If we humans can launch a tiny object into space and have it end up precisely where it was meant to end up—4 billion miles away—exactly when it was meant to end up there—ten years later—surely, we can do anything.
Early in the month the Wall Street Journal published a great interactive crib sheet to the solar system and a guide to exploratory missions through space over the past 50 years—including a summary of New Horizons' journey. You can play with it here.
Rounding out the month's science and space binge, I read Walter Isaacson’s biography of Albert Einstein. What a slog. It was a coincidence that I picked it up at the same time that I started watching Cosmos. And Cosmos saved the day, giving it color and bringing it to life.
Isaacson’s command of Einstein’s complex theories is extraordinary, and I wish he’d delved deeper, providing even more explanation, detail and historical context to them—perhaps including the material as an appendix, however, rather than as part of the core biography.
As it is, if you’re a theoretical physicist, the book is likely an easy read. For the lay reader, the technical parts are cumbersome. I wanted to learn more about Einstein, the person—and still do.
I didn’t know the name Carli Lloyd before the semi-finals of the Women’s World Cup. And then, just before the final match, I read this very funny SB Nation article about her.
Kevin McCauley, the article’s author, took a lot of flack about hating on Carli, after she turned in her mind-blowing performance—but it seems to me, he got it just about right: Carli Lloyd is a big-time player who scores big-time goals in big-time games. So fun to watch.
Oh, Le Tour. Le Tour. I love everything about it—even the ugly parts.
And as much I am inspired by the battle for the yellow jersey and deflated, yet also fascinated, by the never-ending doping dramas, I am also entertained and informed by the behind the scenes maneuverings of the sport’s most bombastic team owner—Oleg Tinkov—and his foil—team manager Jonathan Vaughters.

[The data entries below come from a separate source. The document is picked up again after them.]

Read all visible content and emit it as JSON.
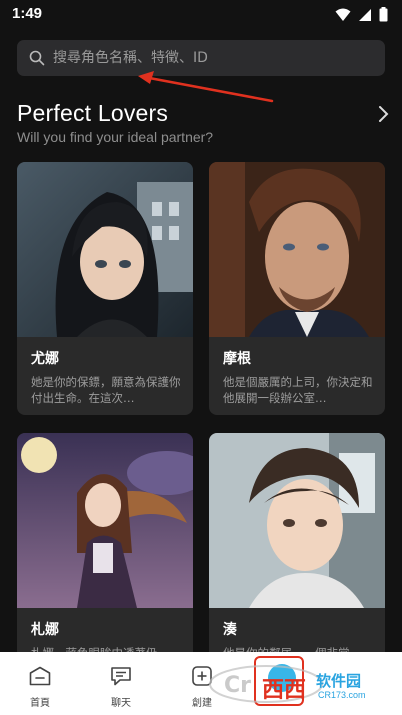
{
  "status_bar": {
    "time": "1:49"
  },
  "search": {
    "placeholder": "搜尋角色名稱、特徵、ID"
  },
  "section": {
    "title": "Perfect Lovers",
    "subtitle": "Will you find your ideal partner?"
  },
  "cards": [
    {
      "name": "尤娜",
      "desc": "她是你的保鏢，願意為保護你付出生命。在這次…"
    },
    {
      "name": "摩根",
      "desc": "他是個嚴厲的上司，你決定和他展開一段辦公室…"
    },
    {
      "name": "札娜",
      "desc": "札娜，蔣色眼眸中透著仍"
    },
    {
      "name": "湊",
      "desc": "他是你的鄰居，一個非常"
    }
  ],
  "bottom_nav": {
    "home_label": "首頁",
    "chat_label": "聊天",
    "create_label": "創建"
  },
  "watermark": {
    "logo": "西西",
    "brand": "软件园",
    "url": "CR173.com"
  },
  "colors": {
    "accent_red": "#e0311f",
    "accent_blue": "#38b6e8",
    "background": "#121212"
  }
}
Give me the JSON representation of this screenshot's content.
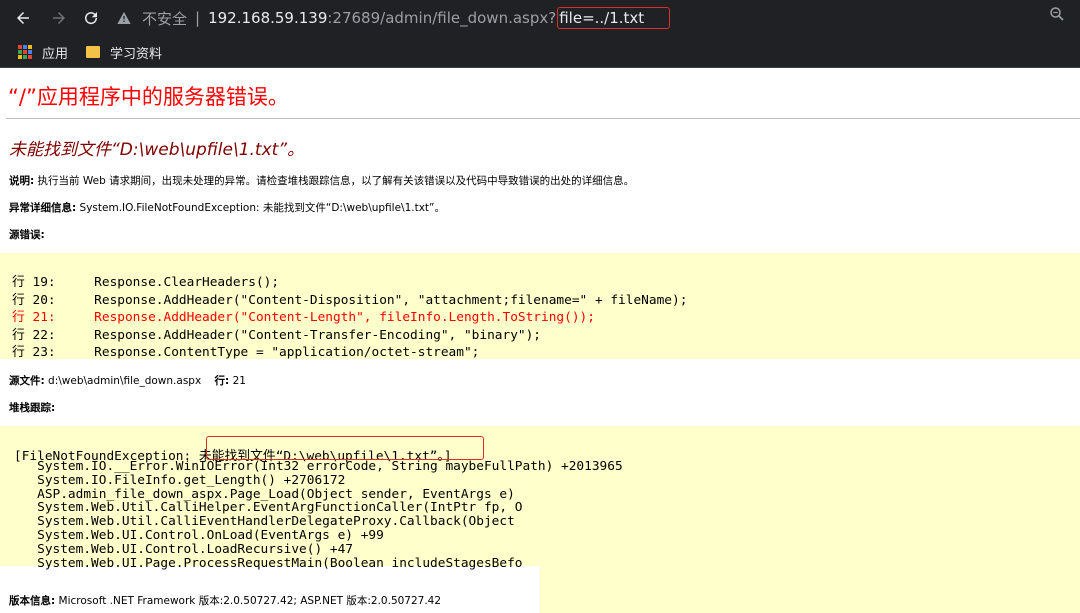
{
  "browser": {
    "insecure_label": "不安全",
    "separator": "|",
    "host": "192.168.59.139",
    "path": ":27689/admin/file_down.aspx?",
    "query": "file=../1.txt"
  },
  "bookmarks": [
    {
      "label": "应用",
      "icon": "apps-grid-icon"
    },
    {
      "label": "学习资料",
      "icon": "folder-icon"
    }
  ],
  "page": {
    "title": "“/”应用程序中的服务器错误。",
    "error_message": "未能找到文件“D:\\web\\upfile\\1.txt”。",
    "description_label": "说明:",
    "description_text": " 执行当前 Web 请求期间，出现未处理的异常。请检查堆栈跟踪信息，以了解有关该错误以及代码中导致错误的出处的详细信息。",
    "exception_label": "异常详细信息:",
    "exception_text": " System.IO.FileNotFoundException: 未能找到文件“D:\\web\\upfile\\1.txt”。",
    "source_error_label": "源错误:",
    "source_lines": [
      {
        "prefix": "行 19:",
        "code": "Response.ClearHeaders();",
        "error": false
      },
      {
        "prefix": "行 20:",
        "code": "Response.AddHeader(\"Content-Disposition\", \"attachment;filename=\" + fileName);",
        "error": false
      },
      {
        "prefix": "行 21:",
        "code": "Response.AddHeader(\"Content-Length\", fileInfo.Length.ToString());",
        "error": true
      },
      {
        "prefix": "行 22:",
        "code": "Response.AddHeader(\"Content-Transfer-Encoding\", \"binary\");",
        "error": false
      },
      {
        "prefix": "行 23:",
        "code": "Response.ContentType = \"application/octet-stream\";",
        "error": false
      }
    ],
    "source_file_label": "源文件:",
    "source_file_value": " d:\\web\\admin\\file_down.aspx",
    "line_label": "行:",
    "line_value": " 21",
    "stack_label": "堆栈跟踪:",
    "stack_head_prefix": "[FileNotFoundException: ",
    "stack_head_msg": "未能找到文件“D:\\web\\upfile\\1.txt”。]",
    "stack_lines": [
      "   System.IO.__Error.WinIOError(Int32 errorCode, String maybeFullPath) +2013965",
      "   System.IO.FileInfo.get_Length() +2706172",
      "   ASP.admin_file_down_aspx.Page_Load(Object sender, EventArgs e)",
      "   System.Web.Util.CalliHelper.EventArgFunctionCaller(IntPtr fp, O",
      "   System.Web.Util.CalliEventHandlerDelegateProxy.Callback(Object",
      "   System.Web.UI.Control.OnLoad(EventArgs e) +99",
      "   System.Web.UI.Control.LoadRecursive() +47",
      "   System.Web.UI.Page.ProcessRequestMain(Boolean includeStagesBefo"
    ],
    "version_label": "版本信息:",
    "version_text": " Microsoft .NET Framework 版本:2.0.50727.42; ASP.NET 版本:2.0.50727.42"
  }
}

Cycling is surprisingly big business—teams have budgets ranging from $15 to $40 million a year. Vaughters’ team is on the low end of that scale, while Tinkov’s is on the high—but both struggle with year-over-year uncertainty that they would like to eliminate—or, at least, reduce.
Their pointed and often funny Twitter exchanges and Tinkov’s blogs on the subject provide great insight into their thinking on how to get there. Velon, a collaborative group of eleven of cycling’s top teams, including Tinkoff-Saxo and Cannondale-Garmin, is one of the vehicles.
Before this year’s Tour, Tinkov was threatening to boycott the 2016 edition. We’ll see if he goes that far. I doubt it—but he does have a knack for keeping things spicy.
In early July pro triathletes Jan Frodeno and Daniela Ryf dominated at Ironman’s European Championships in Frankfurt, breaking the men’s and women’s course records on a day when the thermostat topped 100 degrees.
For their efforts, each was awarded $30,000 and a slot to compete at the World Championship in Kona, Hawaii in October. One week later, Serena Williams and Novak Djokovic pocketed just under $3 million each at Wimbledon.
The driver of the difference in prize money available to the two disciplines: an exponential difference between the two sports' global viewer and fan bases. If pro triathletes are to bridge the gap between their pay levels and those of other pro athletes, long-distance triathlon has to become a spectator sport.
Earlier this week, a group of pros announced the launch of a Pro Triathlete Union. I’m rooting for them. But based on Executive Director Rich Allen’s first interview with TRS Triathlon’s Ben Hobbs, I’m skeptical that his vision for the group is powerful enough to effect meaningful change on the pros’ behalf. I hope I’m wrong. Some serious skidmarks on Twitter yesterday didn't do anything to bolster my confidence.
I would bring Ayn Rand, The Fountainhead. 💃
Looking Ahead to August
In the next week or so, I'll publish an article exploring strategies for turning long-distance triathlon into a spectator sport. Stay tuned.
Hoping you'll be on a beach in Southern Europe or the Hamptons when you read it. 😎